The 13 productions, including a concert staging of Gilbert & Sullivan's Patience, spotlight writers from Ancient Greece (Euripides) to contemporary Canada and the U.S. (Findlay and Donald Margulies, respectively). Elizabeth Rex (slated for the tiny Tom Patterson Theatre) joins growing list of Stratford commissions, including past entries In the Ring, Alice Through the Looking Glass and the new translation of Filumena.

Fiddler on the Roof, the 1964 Sholom Aleichem-based musical by Joseph Stein, Jerry Bock and Sheldon Harnick, will have its first production by the prestigious festival, on the flagship Festival stage.
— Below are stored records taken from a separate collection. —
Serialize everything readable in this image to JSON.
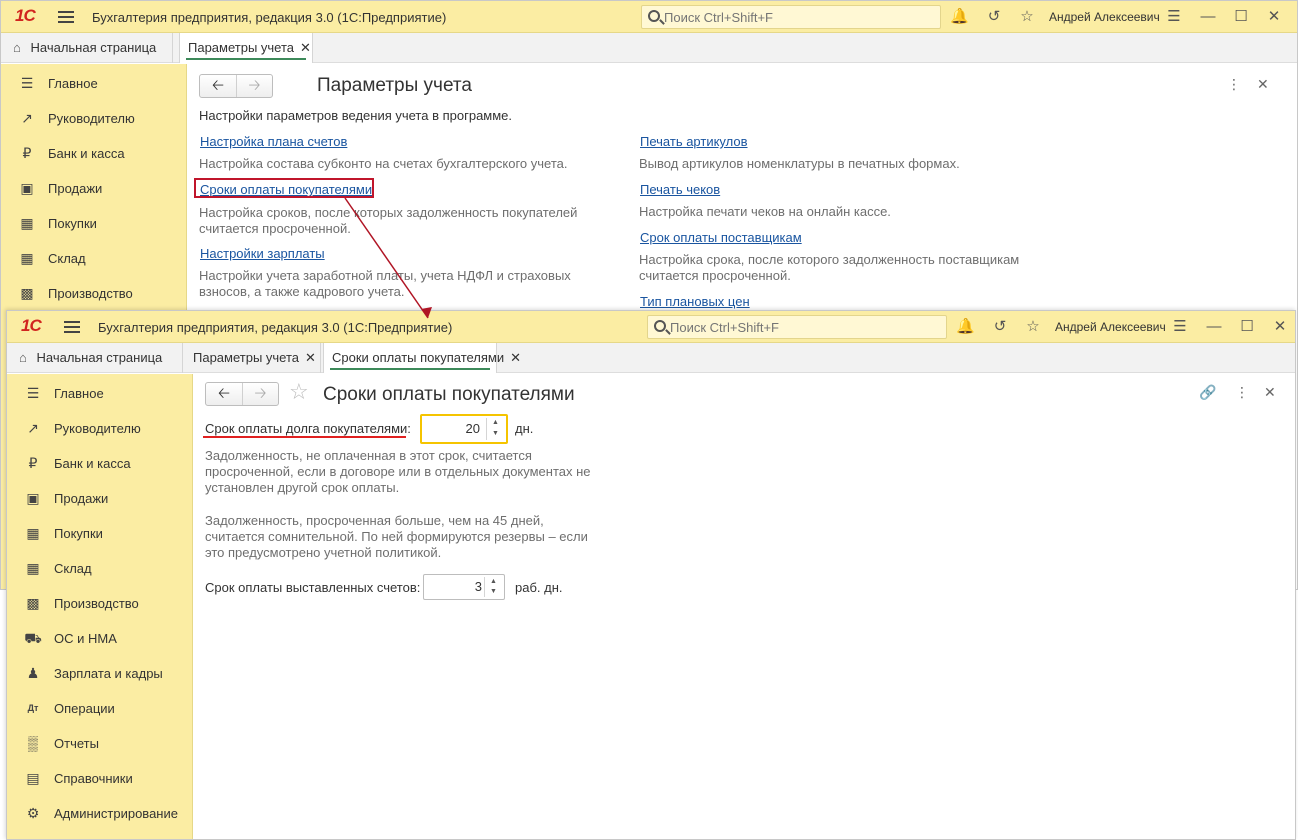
{
  "app": {
    "title": "Бухгалтерия предприятия, редакция 3.0  (1С:Предприятие)",
    "logo": "1С",
    "search_placeholder": "Поиск Ctrl+Shift+F",
    "user": "Андрей Алексеевич"
  },
  "sidebar": [
    {
      "label": "Главное",
      "icon": "menu-lines-icon"
    },
    {
      "label": "Руководителю",
      "icon": "trend-icon"
    },
    {
      "label": "Банк и касса",
      "icon": "ruble-icon"
    },
    {
      "label": "Продажи",
      "icon": "bag-icon"
    },
    {
      "label": "Покупки",
      "icon": "cart-icon"
    },
    {
      "label": "Склад",
      "icon": "grid-icon"
    },
    {
      "label": "Производство",
      "icon": "factory-icon"
    },
    {
      "label": "ОС и НМА",
      "icon": "truck-icon"
    },
    {
      "label": "Зарплата и кадры",
      "icon": "person-icon"
    },
    {
      "label": "Операции",
      "icon": "dt-kt-icon"
    },
    {
      "label": "Отчеты",
      "icon": "bar-chart-icon"
    },
    {
      "label": "Справочники",
      "icon": "book-icon"
    },
    {
      "label": "Администрирование",
      "icon": "gear-icon"
    }
  ],
  "win1": {
    "tabs": [
      "Начальная страница",
      "Параметры учета"
    ],
    "title": "Параметры учета",
    "intro": "Настройки параметров ведения учета в программе.",
    "left": [
      {
        "link": "Настройка плана счетов",
        "desc": "Настройка состава субконто на счетах бухгалтерского учета."
      },
      {
        "link": "Сроки оплаты покупателями",
        "desc": "Настройка сроков, после которых задолженность покупателей считается просроченной."
      },
      {
        "link": "Настройки зарплаты",
        "desc": "Настройки учета заработной платы, учета НДФЛ и страховых взносов, а также кадрового учета."
      }
    ],
    "right": [
      {
        "link": "Печать артикулов",
        "desc": "Вывод артикулов номенклатуры в печатных формах."
      },
      {
        "link": "Печать чеков",
        "desc": "Настройка печати чеков на онлайн кассе."
      },
      {
        "link": "Срок оплаты поставщикам",
        "desc": "Настройка срока, после которого задолженность поставщикам считается просроченной."
      },
      {
        "link": "Тип плановых цен",
        "desc": ""
      }
    ]
  },
  "win2": {
    "tabs": [
      "Начальная страница",
      "Параметры учета",
      "Сроки оплаты покупателями"
    ],
    "title": "Сроки оплаты покупателями",
    "debt_label": "Срок оплаты долга покупателями:",
    "debt_value": "20",
    "debt_unit": "дн.",
    "note1": "Задолженность, не оплаченная в этот срок, считается просроченной, если в договоре или в отдельных документах не установлен другой срок оплаты.",
    "note2": "Задолженность, просроченная больше, чем на 45 дней, считается сомнительной. По ней формируются резервы – если это предусмотрено учетной политикой.",
    "invoice_label": "Срок оплаты выставленных счетов:",
    "invoice_value": "3",
    "invoice_unit": "раб. дн."
  },
  "colors": {
    "titlebar": "#fbeda3",
    "link": "#1a55a0",
    "highlight": "#c0152b",
    "focus": "#f5c400"
  }
}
Carver will play Tevye.

Not surprisingly, musicals have become major cash cows for the Shakespeare-rooted nonprofit fest. (West Side Story was a major draw in the 1999 season.)

Also on the Festival stage are Hamlet, Moliere's Tartuffe with Brian Bedford and The Three Musketeers. Paul Gross, of TV's "Due South" will play the melancholy Dane in Hamlet.

On the proscenium Avon Theatre stage will be As You Like It, the four-act version of Oscar Wilde's The Importance of Being Earnest (said to be the North American debut of this version) and the recent Broadway adaptation script of The Diary of Anne Frank by Frances Goodrich and Albert Hackett, newly revised by Wendy Kesselman. The G&S Patience is also at the Avon.

The intimate, three-quarter space, the Tom Patterson, will house Shakespeare's bloody Titus Andronicus (in vogue lately, with a current film version by director Julie Taymor), Euripides' Medea ("freely adapted by Robinson Jeffers") and, as previously announced, acting legend Uta Hagen reprising her New York role in Donald Margulies' Collected Stories. Maxim Mazumdar's Oscar Remembered, with Michael Therriault as Lord Alfred Douglas, also plays the Patterson, under the direction of William Hutt.

-- By Kenneth Jones